Start of Source data

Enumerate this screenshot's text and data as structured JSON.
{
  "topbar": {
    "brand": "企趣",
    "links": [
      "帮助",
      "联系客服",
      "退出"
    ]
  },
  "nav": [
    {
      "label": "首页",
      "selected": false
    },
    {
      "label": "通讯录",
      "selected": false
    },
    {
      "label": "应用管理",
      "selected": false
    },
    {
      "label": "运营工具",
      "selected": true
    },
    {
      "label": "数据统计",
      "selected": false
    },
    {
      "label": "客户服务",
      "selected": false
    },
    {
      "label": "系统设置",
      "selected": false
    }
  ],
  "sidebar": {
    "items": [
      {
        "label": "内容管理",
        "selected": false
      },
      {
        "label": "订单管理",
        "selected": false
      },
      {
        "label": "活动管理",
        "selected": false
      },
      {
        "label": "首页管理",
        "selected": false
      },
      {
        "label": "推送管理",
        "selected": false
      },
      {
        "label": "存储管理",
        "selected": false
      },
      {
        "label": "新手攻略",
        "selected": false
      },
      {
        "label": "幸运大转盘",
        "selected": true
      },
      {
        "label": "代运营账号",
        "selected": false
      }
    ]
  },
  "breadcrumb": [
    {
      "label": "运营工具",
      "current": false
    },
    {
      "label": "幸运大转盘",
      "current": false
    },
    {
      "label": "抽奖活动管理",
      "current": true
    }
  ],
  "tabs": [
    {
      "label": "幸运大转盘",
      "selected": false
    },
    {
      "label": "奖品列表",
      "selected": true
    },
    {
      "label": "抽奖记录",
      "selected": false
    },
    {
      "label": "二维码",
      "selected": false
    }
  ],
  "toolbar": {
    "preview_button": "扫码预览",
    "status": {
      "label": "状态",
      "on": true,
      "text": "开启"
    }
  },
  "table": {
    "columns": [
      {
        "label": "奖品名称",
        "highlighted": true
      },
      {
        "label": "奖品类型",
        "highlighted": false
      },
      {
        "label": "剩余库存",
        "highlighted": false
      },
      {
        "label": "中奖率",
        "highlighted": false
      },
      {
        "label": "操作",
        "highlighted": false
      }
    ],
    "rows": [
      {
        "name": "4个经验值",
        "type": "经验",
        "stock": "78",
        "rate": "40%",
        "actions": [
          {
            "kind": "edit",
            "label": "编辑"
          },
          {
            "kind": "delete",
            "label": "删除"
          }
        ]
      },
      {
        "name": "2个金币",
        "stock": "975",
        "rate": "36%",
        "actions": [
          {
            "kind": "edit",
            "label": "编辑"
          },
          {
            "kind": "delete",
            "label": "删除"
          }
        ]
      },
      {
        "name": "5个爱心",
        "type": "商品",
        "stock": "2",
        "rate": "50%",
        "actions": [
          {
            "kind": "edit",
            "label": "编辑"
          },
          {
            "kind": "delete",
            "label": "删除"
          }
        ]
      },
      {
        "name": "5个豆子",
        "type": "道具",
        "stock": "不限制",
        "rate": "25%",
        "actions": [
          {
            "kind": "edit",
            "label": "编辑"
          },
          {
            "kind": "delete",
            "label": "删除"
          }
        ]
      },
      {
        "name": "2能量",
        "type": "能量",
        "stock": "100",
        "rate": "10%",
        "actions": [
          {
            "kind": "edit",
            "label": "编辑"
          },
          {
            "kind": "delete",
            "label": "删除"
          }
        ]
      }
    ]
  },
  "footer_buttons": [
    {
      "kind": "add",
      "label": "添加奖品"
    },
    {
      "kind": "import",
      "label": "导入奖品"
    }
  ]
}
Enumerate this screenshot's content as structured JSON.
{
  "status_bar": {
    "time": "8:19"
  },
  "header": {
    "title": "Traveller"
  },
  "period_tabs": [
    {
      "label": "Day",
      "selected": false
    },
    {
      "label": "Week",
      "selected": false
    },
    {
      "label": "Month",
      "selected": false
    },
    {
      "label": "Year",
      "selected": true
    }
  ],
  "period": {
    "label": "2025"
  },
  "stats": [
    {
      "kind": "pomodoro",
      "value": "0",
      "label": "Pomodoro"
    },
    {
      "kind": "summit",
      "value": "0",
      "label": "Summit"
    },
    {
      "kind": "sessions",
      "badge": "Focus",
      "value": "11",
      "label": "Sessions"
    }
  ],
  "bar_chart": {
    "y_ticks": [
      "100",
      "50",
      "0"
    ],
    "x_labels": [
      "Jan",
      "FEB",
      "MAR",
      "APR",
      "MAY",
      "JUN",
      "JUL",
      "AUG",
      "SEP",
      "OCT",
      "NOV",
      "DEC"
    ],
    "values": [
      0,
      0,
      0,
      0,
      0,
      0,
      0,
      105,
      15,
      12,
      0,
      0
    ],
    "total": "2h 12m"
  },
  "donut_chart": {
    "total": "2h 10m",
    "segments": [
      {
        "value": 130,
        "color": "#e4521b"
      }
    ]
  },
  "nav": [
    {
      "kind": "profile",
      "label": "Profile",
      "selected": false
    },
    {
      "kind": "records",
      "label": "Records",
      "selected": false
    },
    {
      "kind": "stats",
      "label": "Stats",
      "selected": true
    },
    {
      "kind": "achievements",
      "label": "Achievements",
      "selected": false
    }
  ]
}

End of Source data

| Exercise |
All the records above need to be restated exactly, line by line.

| Solution to this problem |
Enumerate this screenshot's text and data as structured JSON.
{
  "topbar": {
    "brand": "企趣",
    "links": [
      "帮助",
      "联系客服",
      "退出"
    ]
  },
  "nav": [
    {
      "label": "首页",
      "selected": false
    },
    {
      "label": "通讯录",
      "selected": false
    },
    {
      "label": "应用管理",
      "selected": false
    },
    {
      "label": "运营工具",
      "selected": true
    },
    {
      "label": "数据统计",
      "selected": false
    },
    {
      "label": "客户服务",
      "selected": false
    },
    {
      "label": "系统设置",
      "selected": false
    }
  ],
  "sidebar": {
    "items": [
      {
        "label": "内容管理",
        "selected": false
      },
      {
        "label": "订单管理",
        "selected": false
      },
      {
        "label": "活动管理",
        "selected": false
      },
      {
        "label": "首页管理",
        "selected": false
      },
      {
        "label": "推送管理",
        "selected": false
      },
      {
        "label": "存储管理",
        "selected": false
      },
      {
        "label": "新手攻略",
        "selected": false
      },
      {
        "label": "幸运大转盘",
        "selected": true
      },
      {
        "label": "代运营账号",
        "selected": false
      }
    ]
  },
  "breadcrumb": [
    {
      "label": "运营工具",
      "current": false
    },
    {
      "label": "幸运大转盘",
      "current": false
    },
    {
      "label": "抽奖活动管理",
      "current": true
    }
  ],
  "tabs": [
    {
      "label": "幸运大转盘",
      "selected": false
    },
    {
      "label": "奖品列表",
      "selected": true
    },
    {
      "label": "抽奖记录",
      "selected": false
    },
    {
      "label": "二维码",
      "selected": false
    }
  ],
  "toolbar": {
    "preview_button": "扫码预览",
    "status": {
      "label": "状态",
      "on": true,
      "text": "开启"
    }
  },
  "table": {
    "columns": [
      {
        "label": "奖品名称",
        "highlighted": true
      },
      {
        "label": "奖品类型",
        "highlighted": false
      },
      {
        "label": "剩余库存",
        "highlighted": false
      },
      {
        "label": "中奖率",
        "highlighted": false
      },
      {
        "label": "操作",
        "highlighted": false
      }
    ],
    "rows": [
      {
        "name": "4个经验值",
        "type": "经验",
        "stock": "78",
        "rate": "40%",
        "actions": [
          {
            "kind": "edit",
            "label": "编辑"
          },
          {
            "kind": "delete",
            "label": "删除"
          }
        ]
      },
      {
        "name": "2个金币",
        "stock": "975",
        "rate": "36%",
        "actions": [
          {
            "kind": "edit",
            "label": "编辑"
          },
          {
            "kind": "delete",
            "label": "删除"
          }
        ]
      },
      {
        "name": "5个爱心",
        "type": "商品",
        "stock": "2",
        "rate": "50%",
        "actions": [
          {
            "kind": "edit",
            "label": "编辑"
          },
          {
            "kind": "delete",
            "label": "删除"
          }
        ]
      },
      {
        "name": "5个豆子",
        "type": "道具",
        "stock": "不限制",
        "rate": "25%",
        "actions": [
          {
            "kind": "edit",
            "label": "编辑"
          },
          {
            "kind": "delete",
            "label": "删除"
          }
        ]
      },
      {
        "name": "2能量",
        "type": "能量",
        "stock": "100",
        "rate": "10%",
        "actions": [
          {
            "kind": "edit",
            "label": "编辑"
          },
          {
            "kind": "delete",
            "label": "删除"
          }
        ]
      }
    ]
  },
  "footer_buttons": [
    {
      "kind": "add",
      "label": "添加奖品"
    },
    {
      "kind": "import",
      "label": "导入奖品"
    }
  ]
}
Enumerate this screenshot's content as structured JSON.
{
  "status_bar": {
    "time": "8:19"
  },
  "header": {
    "title": "Traveller"
  },
  "period_tabs": [
    {
      "label": "Day",
      "selected": false
    },
    {
      "label": "Week",
      "selected": false
    },
    {
      "label": "Month",
      "selected": false
    },
    {
      "label": "Year",
      "selected": true
    }
  ],
  "period": {
    "label": "2025"
  },
  "stats": [
    {
      "kind": "pomodoro",
      "value": "0",
      "label": "Pomodoro"
    },
    {
      "kind": "summit",
      "value": "0",
      "label": "Summit"
    },
    {
      "kind": "sessions",
      "badge": "Focus",
      "value": "11",
      "label": "Sessions"
    }
  ],
  "bar_chart": {
    "y_ticks": [
      "100",
      "50",
      "0"
    ],
    "x_labels": [
      "Jan",
      "FEB",
      "MAR",
      "APR",
      "MAY",
      "JUN",
      "JUL",
      "AUG",
      "SEP",
      "OCT",
      "NOV",
      "DEC"
    ],
    "values": [
      0,
      0,
      0,
      0,
      0,
      0,
      0,
      105,
      15,
      12,
      0,
      0
    ],
    "total": "2h 12m"
  },
  "donut_chart": {
    "total": "2h 10m",
    "segments": [
      {
        "value": 130,
        "color": "#e4521b"
      }
    ]
  },
  "nav": [
    {
      "kind": "profile",
      "label": "Profile",
      "selected": false
    },
    {
      "kind": "records",
      "label": "Records",
      "selected": false
    },
    {
      "kind": "stats",
      "label": "Stats",
      "selected": true
    },
    {
      "kind": "achievements",
      "label": "Achievements",
      "selected": false
    }
  ]
}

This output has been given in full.